What you need to do:
Without including any image, retype the records word for word.

(Extracted entries begins)

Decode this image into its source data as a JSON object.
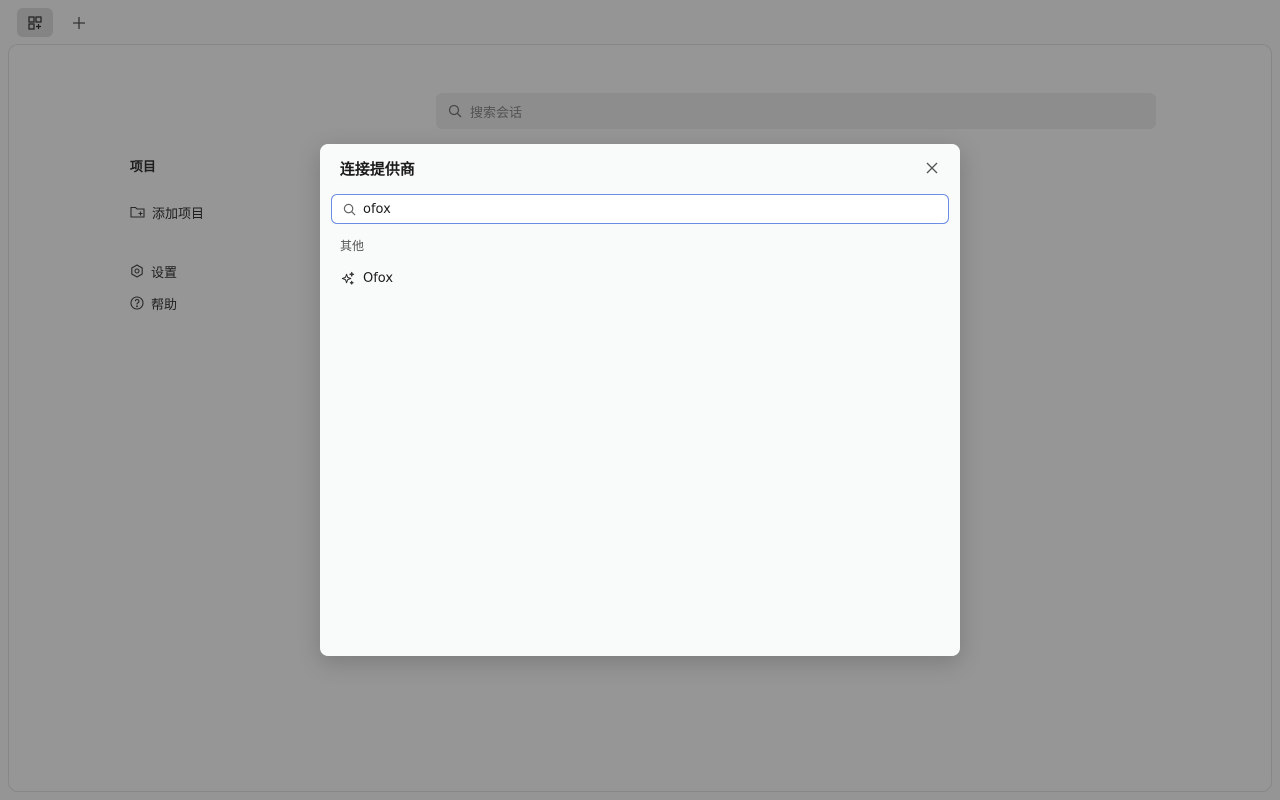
{
  "tabbar": {
    "tabs": [
      {
        "icon": "grid-plus-icon"
      }
    ],
    "add_tab_icon": "plus-icon"
  },
  "main": {
    "search": {
      "placeholder": "搜索会话",
      "icon": "search-icon"
    },
    "sidebar": {
      "section_title": "项目",
      "add_project": {
        "label": "添加项目",
        "icon": "folder-plus-icon"
      },
      "settings": {
        "label": "设置",
        "icon": "gear-icon"
      },
      "help": {
        "label": "帮助",
        "icon": "help-circle-icon"
      }
    }
  },
  "dialog": {
    "title": "连接提供商",
    "close_icon": "close-icon",
    "search": {
      "value": "ofox",
      "icon": "search-icon"
    },
    "groups": [
      {
        "label": "其他",
        "items": [
          {
            "label": "Ofox",
            "icon": "sparkles-icon"
          }
        ]
      }
    ]
  },
  "colors": {
    "overlay": "rgba(0,0,0,0.40)",
    "accent_border": "#6b8de3",
    "dialog_bg": "#f9fafa"
  }
}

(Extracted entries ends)

Final answer:
Decode this image into its source data as a JSON object.
{
  "tabbar": {
    "tabs": [
      {
        "icon": "grid-plus-icon"
      }
    ],
    "add_tab_icon": "plus-icon"
  },
  "main": {
    "search": {
      "placeholder": "搜索会话",
      "icon": "search-icon"
    },
    "sidebar": {
      "section_title": "项目",
      "add_project": {
        "label": "添加项目",
        "icon": "folder-plus-icon"
      },
      "settings": {
        "label": "设置",
        "icon": "gear-icon"
      },
      "help": {
        "label": "帮助",
        "icon": "help-circle-icon"
      }
    }
  },
  "dialog": {
    "title": "连接提供商",
    "close_icon": "close-icon",
    "search": {
      "value": "ofox",
      "icon": "search-icon"
    },
    "groups": [
      {
        "label": "其他",
        "items": [
          {
            "label": "Ofox",
            "icon": "sparkles-icon"
          }
        ]
      }
    ]
  },
  "colors": {
    "overlay": "rgba(0,0,0,0.40)",
    "accent_border": "#6b8de3",
    "dialog_bg": "#f9fafa"
  }
}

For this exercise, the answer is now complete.